In the end, however, Thomas was allowed to hide behind the standard Republican myth, the myth he had himself so often denounced, because none of the senators insisted on what is obvious: that the Supreme Court is necessarily a forum of principle where the justices’ own convictions about the most fundamental issues of democracy and justice will often be decisive of what the Court decides. I do not mean to endorse Thomas’s own interpretative natural law view, which, as he explained it in his articles, makes only the justices’ opinions about objective moral reality pertinent to their decisions.

He ignored a crucial requirement of constitutional adjudication: Supreme Court justices, like all judges, must always respect the integrity of the law, which means that they must not deploy moral principles, no matter how much they are personally committed to such principles, that cannot be defended as consistent with the general history of past Supreme Court decisions and the general structure of American political practice.13 But very often sharply different political principles, which recommend very different results in a new case, can both be seen as consistent with the past, and justices then have no choice but to decide for themselves which to prefer on general grounds of political morality.
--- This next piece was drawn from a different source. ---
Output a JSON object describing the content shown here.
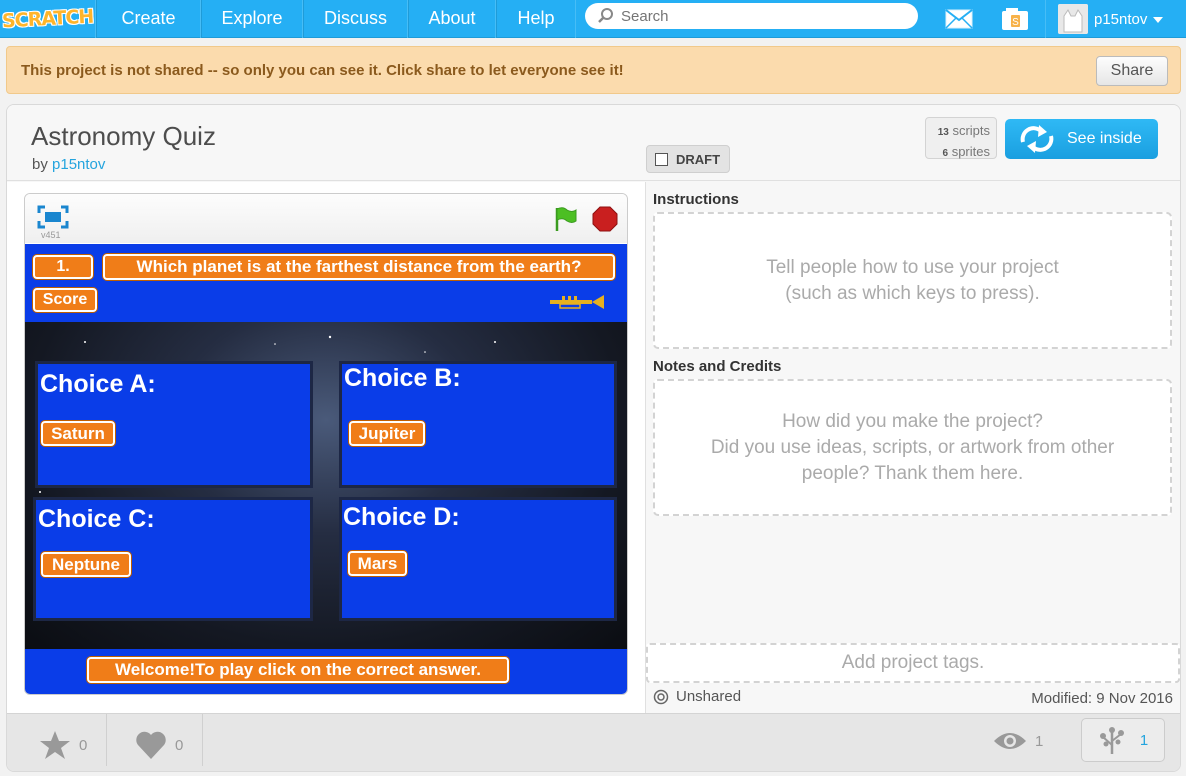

In the Griswold case, for example, in which the Supreme Court announced the right to privacy which figures so prominently in the abortion controversy, both the principle that individuals have a right to be sovereign over personal decisions central to their moral personality, and the principle that they do not, had support in different parts of constitutional history. The Court’s decision, in favor of some form of that right, was necessarily based on the justices’ own sense that the right of privacy is not simply something some citizens are anxious to have but is rather a central feature of any genuinely free society.
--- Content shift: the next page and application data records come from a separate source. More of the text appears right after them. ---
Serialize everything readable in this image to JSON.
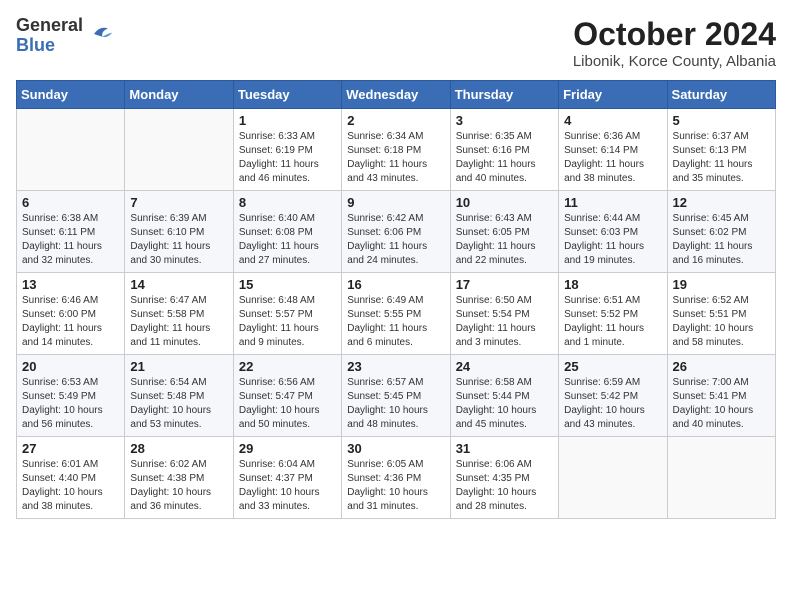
{
  "header": {
    "logo": {
      "general": "General",
      "blue": "Blue"
    },
    "title": "October 2024",
    "subtitle": "Libonik, Korce County, Albania"
  },
  "weekdays": [
    "Sunday",
    "Monday",
    "Tuesday",
    "Wednesday",
    "Thursday",
    "Friday",
    "Saturday"
  ],
  "weeks": [
    [
      {
        "day": "",
        "content": ""
      },
      {
        "day": "",
        "content": ""
      },
      {
        "day": "1",
        "sunrise": "Sunrise: 6:33 AM",
        "sunset": "Sunset: 6:19 PM",
        "daylight": "Daylight: 11 hours and 46 minutes."
      },
      {
        "day": "2",
        "sunrise": "Sunrise: 6:34 AM",
        "sunset": "Sunset: 6:18 PM",
        "daylight": "Daylight: 11 hours and 43 minutes."
      },
      {
        "day": "3",
        "sunrise": "Sunrise: 6:35 AM",
        "sunset": "Sunset: 6:16 PM",
        "daylight": "Daylight: 11 hours and 40 minutes."
      },
      {
        "day": "4",
        "sunrise": "Sunrise: 6:36 AM",
        "sunset": "Sunset: 6:14 PM",
        "daylight": "Daylight: 11 hours and 38 minutes."
      },
      {
        "day": "5",
        "sunrise": "Sunrise: 6:37 AM",
        "sunset": "Sunset: 6:13 PM",
        "daylight": "Daylight: 11 hours and 35 minutes."
      }
    ],
    [
      {
        "day": "6",
        "sunrise": "Sunrise: 6:38 AM",
        "sunset": "Sunset: 6:11 PM",
        "daylight": "Daylight: 11 hours and 32 minutes."
      },
      {
        "day": "7",
        "sunrise": "Sunrise: 6:39 AM",
        "sunset": "Sunset: 6:10 PM",
        "daylight": "Daylight: 11 hours and 30 minutes."
      },
      {
        "day": "8",
        "sunrise": "Sunrise: 6:40 AM",
        "sunset": "Sunset: 6:08 PM",
        "daylight": "Daylight: 11 hours and 27 minutes."
      },
      {
        "day": "9",
        "sunrise": "Sunrise: 6:42 AM",
        "sunset": "Sunset: 6:06 PM",
        "daylight": "Daylight: 11 hours and 24 minutes."
      },
      {
        "day": "10",
        "sunrise": "Sunrise: 6:43 AM",
        "sunset": "Sunset: 6:05 PM",
        "daylight": "Daylight: 11 hours and 22 minutes."
      },
      {
        "day": "11",
        "sunrise": "Sunrise: 6:44 AM",
        "sunset": "Sunset: 6:03 PM",
        "daylight": "Daylight: 11 hours and 19 minutes."
      },
      {
        "day": "12",
        "sunrise": "Sunrise: 6:45 AM",
        "sunset": "Sunset: 6:02 PM",
        "daylight": "Daylight: 11 hours and 16 minutes."
      }
    ],
    [
      {
        "day": "13",
        "sunrise": "Sunrise: 6:46 AM",
        "sunset": "Sunset: 6:00 PM",
        "daylight": "Daylight: 11 hours and 14 minutes."
      },
      {
        "day": "14",
        "sunrise": "Sunrise: 6:47 AM",
        "sunset": "Sunset: 5:58 PM",
        "daylight": "Daylight: 11 hours and 11 minutes."
      },
      {
        "day": "15",
        "sunrise": "Sunrise: 6:48 AM",
        "sunset": "Sunset: 5:57 PM",
        "daylight": "Daylight: 11 hours and 9 minutes."
      },
      {
        "day": "16",
        "sunrise": "Sunrise: 6:49 AM",
        "sunset": "Sunset: 5:55 PM",
        "daylight": "Daylight: 11 hours and 6 minutes."
      },
      {
        "day": "17",
        "sunrise": "Sunrise: 6:50 AM",
        "sunset": "Sunset: 5:54 PM",
        "daylight": "Daylight: 11 hours and 3 minutes."
      },
      {
        "day": "18",
        "sunrise": "Sunrise: 6:51 AM",
        "sunset": "Sunset: 5:52 PM",
        "daylight": "Daylight: 11 hours and 1 minute."
      },
      {
        "day": "19",
        "sunrise": "Sunrise: 6:52 AM",
        "sunset": "Sunset: 5:51 PM",
        "daylight": "Daylight: 10 hours and 58 minutes."
      }
    ],
    [
      {
        "day": "20",
        "sunrise": "Sunrise: 6:53 AM",
        "sunset": "Sunset: 5:49 PM",
        "daylight": "Daylight: 10 hours and 56 minutes."
      },
      {
        "day": "21",
        "sunrise": "Sunrise: 6:54 AM",
        "sunset": "Sunset: 5:48 PM",
        "daylight": "Daylight: 10 hours and 53 minutes."
      },
      {
        "day": "22",
        "sunrise": "Sunrise: 6:56 AM",
        "sunset": "Sunset: 5:47 PM",
        "daylight": "Daylight: 10 hours and 50 minutes."
      },
      {
        "day": "23",
        "sunrise": "Sunrise: 6:57 AM",
        "sunset": "Sunset: 5:45 PM",
        "daylight": "Daylight: 10 hours and 48 minutes."
      },
      {
        "day": "24",
        "sunrise": "Sunrise: 6:58 AM",
        "sunset": "Sunset: 5:44 PM",
        "daylight": "Daylight: 10 hours and 45 minutes."
      },
      {
        "day": "25",
        "sunrise": "Sunrise: 6:59 AM",
        "sunset": "Sunset: 5:42 PM",
        "daylight": "Daylight: 10 hours and 43 minutes."
      },
      {
        "day": "26",
        "sunrise": "Sunrise: 7:00 AM",
        "sunset": "Sunset: 5:41 PM",
        "daylight": "Daylight: 10 hours and 40 minutes."
      }
    ],
    [
      {
        "day": "27",
        "sunrise": "Sunrise: 6:01 AM",
        "sunset": "Sunset: 4:40 PM",
        "daylight": "Daylight: 10 hours and 38 minutes."
      },
      {
        "day": "28",
        "sunrise": "Sunrise: 6:02 AM",
        "sunset": "Sunset: 4:38 PM",
        "daylight": "Daylight: 10 hours and 36 minutes."
      },
      {
        "day": "29",
        "sunrise": "Sunrise: 6:04 AM",
        "sunset": "Sunset: 4:37 PM",
        "daylight": "Daylight: 10 hours and 33 minutes."
      },
      {
        "day": "30",
        "sunrise": "Sunrise: 6:05 AM",
        "sunset": "Sunset: 4:36 PM",
        "daylight": "Daylight: 10 hours and 31 minutes."
      },
      {
        "day": "31",
        "sunrise": "Sunrise: 6:06 AM",
        "sunset": "Sunset: 4:35 PM",
        "daylight": "Daylight: 10 hours and 28 minutes."
      },
      {
        "day": "",
        "content": ""
      },
      {
        "day": "",
        "content": ""
      }
    ]
  ]
}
No doubt many people, perhaps including many senators, prefer the myth of morally neutral adjudication to that more complex but more accurate description of how justices interpret the Constitution. But we can no longer afford whatever comfort the myth may give us. Successive Republican administrations have campaigned to capture the Supreme Court for their right-wing constituencies for the next generation. Conservatives used to say that they were taking the Supreme Court away from the elitist liberals and handing it back to the people. But the Bork defeat showed that they were wrong about the kind of Constitution the people actually want.

If Thomas is confirmed, it will make plain what the Kennedy and Souter appointments suggested—that further right-wing appointments to the Court are much more likely to succeed if the nominees’ convictions and intentions are kept hidden from the public. The Senate’s constitutional role requires it to combat that unattractive strategy by refusing to let nominees picked for their politics hide behind the myth that politics never matter. Next time the myth should be attacked directly, by senators or committee counsel who can explain to the public why constitutional philosophy matters very much, and why nominees who say they have none are unfit for the job they want.

October 10, 1991

This Issue

November 7, 1991